Another strong image that is widely used in Tantra to depict the complementary relationship between Shiva and Shakti is the shri-yantra. Here the five upward-pointing triangles represent Shiva, the four downward-pointing triangles Shakti. Their interweaving, giving rise to a total of forty-nine triangles, stands for cosmic existence as a whole.

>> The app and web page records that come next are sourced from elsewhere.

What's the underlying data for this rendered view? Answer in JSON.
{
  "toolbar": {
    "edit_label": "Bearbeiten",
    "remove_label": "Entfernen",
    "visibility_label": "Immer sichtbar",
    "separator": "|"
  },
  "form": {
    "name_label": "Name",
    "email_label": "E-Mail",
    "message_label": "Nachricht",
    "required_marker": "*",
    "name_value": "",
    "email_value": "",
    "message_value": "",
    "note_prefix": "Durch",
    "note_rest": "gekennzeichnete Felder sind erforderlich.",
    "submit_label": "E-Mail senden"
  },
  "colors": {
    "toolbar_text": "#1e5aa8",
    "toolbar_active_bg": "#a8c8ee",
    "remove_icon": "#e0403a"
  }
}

What is significant for the present discussion is that in Hindu Tantra Shakti plays the active role, whereas Shiva, although aroused by Shakti’s love play, remains passive and cool. He manifests the absolute stillness of Consciousness; she expresses the unlimited potency of Power or Energy. Together they symbolize the play of life and death, creation and annihilation, emptiness and form, dynamism and stasis. This interplay is found on all levels of cosmic existence because, as we have seen, it preexists in the ultimate Reality itself. As we move down the ladder of cosmic existence – from the transcendental to the subtle to the coarse levels of manifestation – the transcendental “polarity” increasingly becomes one of stark oppositions. The Sanskrit texts refer to the dvandvas (two-twos), which are pairs such as light and dark, hot and cold, moist and dry, but also praise and blame, fame and obscurity, and so on. Tantric practitioners must learn to master these by raising their consciousness from the material plane to the transcendental dimension of existence, which is characterized as nirdvandva, or beyond all opposites.